The real question for the industry now is one that is as inevitable as a ticking clock. General Mills’ Trix, for instance, won’t include its bright blue and green colors after failing to find natural counterparts. Nestle is taking out artificial flavorings in frozen pizza. With ingredient removal this commonplace, is added sugar just another to take out?
"There are some people who are very conscious of what they eat and read labels, and there’s others who are much less conscious or care or don’t read labels," Reichman said. "I think food manufacturers are in a sense adept at catering to different groups of consumers."
He added that no one is saying added sugar isn't allowed in products, and that since it's a disclosure requirement, manufacturers aren't likely to push back at the degree they might for something like partially hydrogenated oils.
The FDA's mandate for food companies to remove partially hydrogenated oils from products has already led to pushback from the Grocery Manufacturers Association, which has asked for approval for low level use of PHOs.
"It’s not just a disclosure issue anymore — it is a requirement to reformulate," he said.
Sensient’s place in the market
Manning says Sensient, a global colors, flavors, and fragrances manufacturer and marketer, has "a very diversified business" — including synthetic and natural colors, natural flavors, plus other types of flavors and extracts.
"We are very well-positioned for whatever direction the market takes," he said.
As Manning puts it, there are trends (like natural colors or minimally processed and label-friendly ingredients) and there are fads (like narrowly-focused diets) — and there’s a clear distinction between the two.
"Fads come and go," he said. "There must be 17 new diets per year that become popular, only to disappear within about 18 months.
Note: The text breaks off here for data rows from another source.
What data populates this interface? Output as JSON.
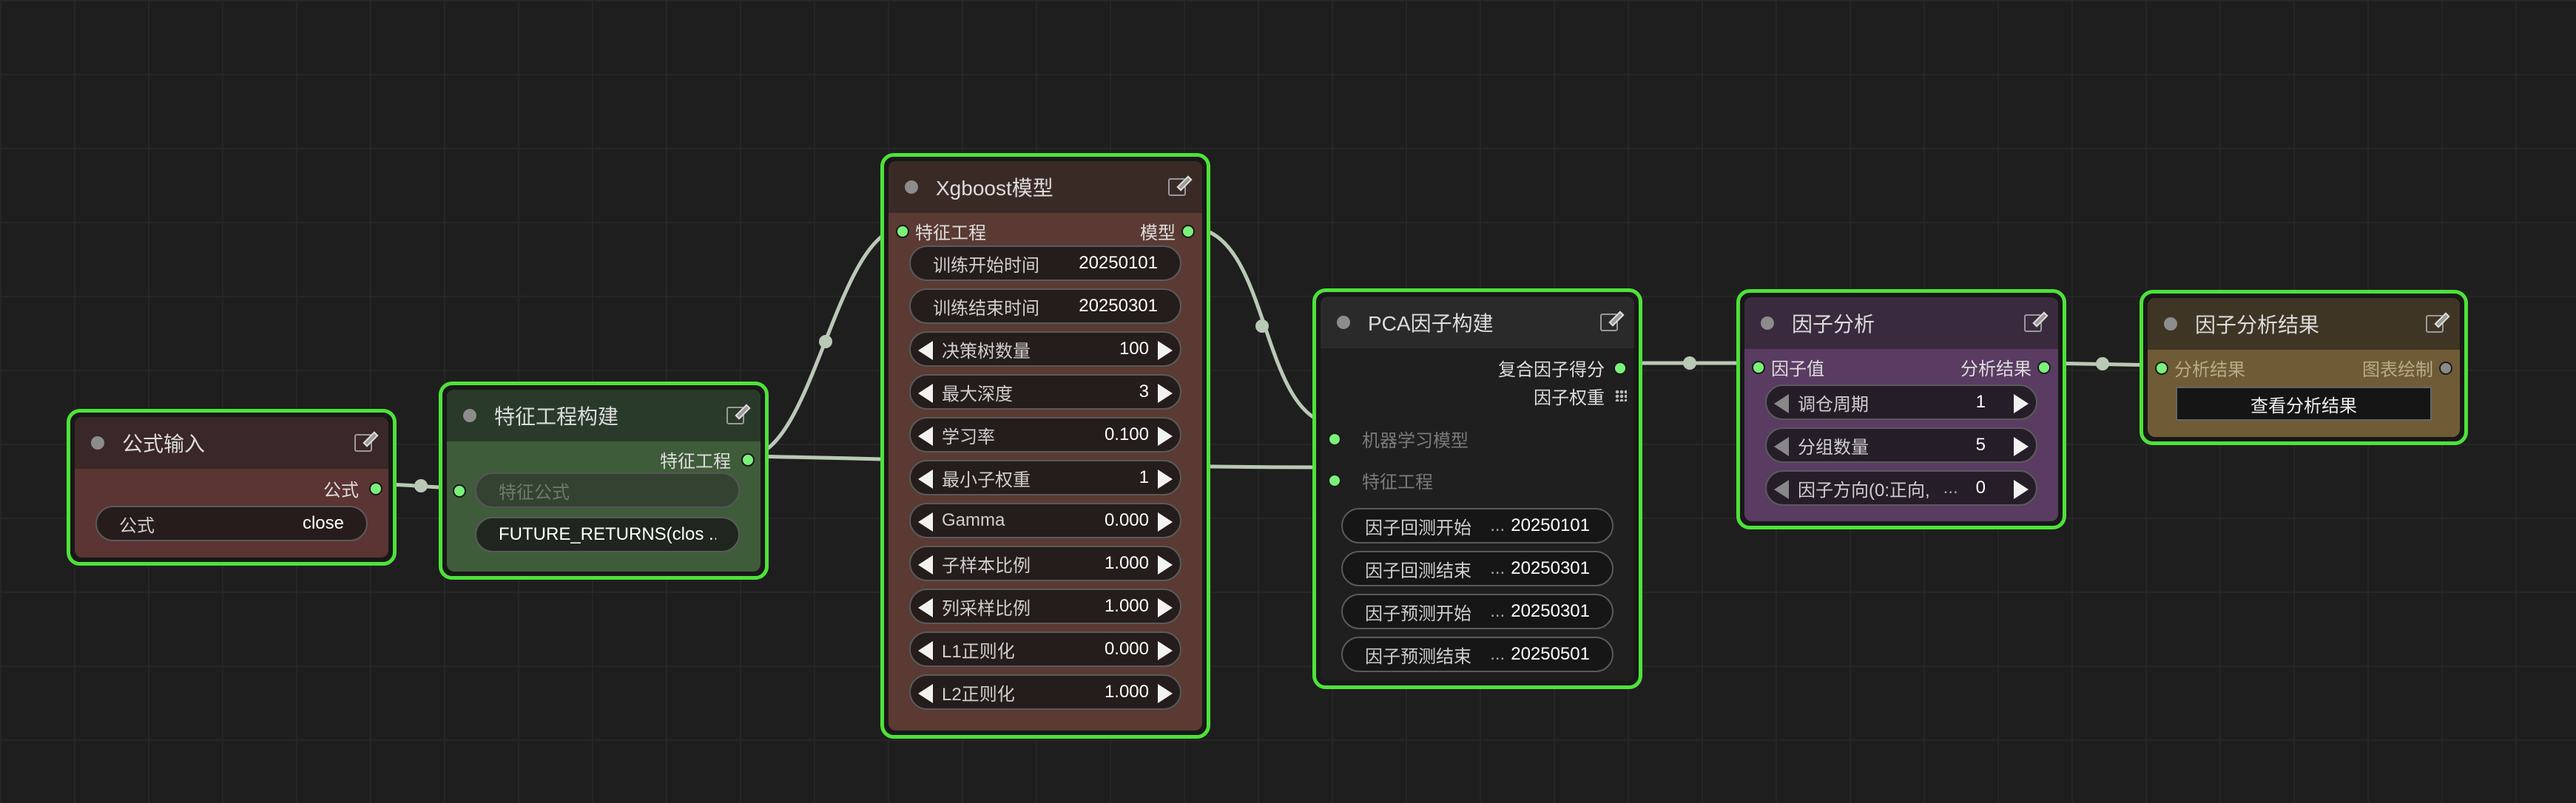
{
  "nodes": {
    "formula_input": {
      "title": "公式输入",
      "output_label": "公式",
      "widget_label": "公式",
      "widget_value": "close",
      "colors": {
        "title": "#3a2727",
        "body": "#5b3434"
      }
    },
    "feature_build": {
      "title": "特征工程构建",
      "output_label": "特征工程",
      "input_placeholder": "特征公式",
      "widget_value": "FUTURE_RETURNS(clos ...",
      "colors": {
        "title": "#2a3a2a",
        "body": "#3f5c3a"
      }
    },
    "xgboost": {
      "title": "Xgboost模型",
      "input_label": "特征工程",
      "output_label": "模型",
      "params": [
        {
          "label": "训练开始时间",
          "value": "20250101",
          "kind": "text"
        },
        {
          "label": "训练结束时间",
          "value": "20250301",
          "kind": "text"
        },
        {
          "label": "决策树数量",
          "value": "100",
          "kind": "number"
        },
        {
          "label": "最大深度",
          "value": "3",
          "kind": "number"
        },
        {
          "label": "学习率",
          "value": "0.100",
          "kind": "number"
        },
        {
          "label": "最小子权重",
          "value": "1",
          "kind": "number"
        },
        {
          "label": "Gamma",
          "value": "0.000",
          "kind": "number"
        },
        {
          "label": "子样本比例",
          "value": "1.000",
          "kind": "number"
        },
        {
          "label": "列采样比例",
          "value": "1.000",
          "kind": "number"
        },
        {
          "label": "L1正则化",
          "value": "0.000",
          "kind": "number"
        },
        {
          "label": "L2正则化",
          "value": "1.000",
          "kind": "number"
        }
      ],
      "colors": {
        "title": "#3a2a26",
        "body": "#5a3a33"
      }
    },
    "pca": {
      "title": "PCA因子构建",
      "outputs": [
        "复合因子得分",
        "因子权重"
      ],
      "inputs": [
        "机器学习模型",
        "特征工程"
      ],
      "params": [
        {
          "label": "因子回测开始",
          "value": "20250101"
        },
        {
          "label": "因子回测结束",
          "value": "20250301"
        },
        {
          "label": "因子预测开始",
          "value": "20250301"
        },
        {
          "label": "因子预测结束",
          "value": "20250501"
        }
      ],
      "colors": {
        "title": "#2a2a2a",
        "body": "#1f1f1f"
      }
    },
    "factor_analysis": {
      "title": "因子分析",
      "input_label": "因子值",
      "output_label": "分析结果",
      "params": [
        {
          "label": "调仓周期",
          "value": "1"
        },
        {
          "label": "分组数量",
          "value": "5"
        },
        {
          "label": "因子方向(0:正向,",
          "value": "0"
        }
      ],
      "colors": {
        "title": "#3a2a3e",
        "body": "#5a3c63"
      }
    },
    "result": {
      "title": "因子分析结果",
      "input_label": "分析结果",
      "output_label": "图表绘制",
      "button_label": "查看分析结果",
      "colors": {
        "title": "#3e3524",
        "body": "#6f5c36"
      }
    }
  },
  "colors": {
    "selection_border": "#4ee23a",
    "port": "#7bf07b",
    "wire": "#b9c9b5",
    "canvas": "#1e1e1e"
  }
}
But trends are the things that are here to stay. It’s difficult to predict that."
And the trend from artificial to natural ingredients is one the industry can’t readily backpedal on, nor is it in their best interest if it’s preventing sales stability and, in theory, growth.
The same goes for transparency in products. Adding more information to a product label is exactly what the consumers — and the FDA — are asking for, despite inevitable industry complications.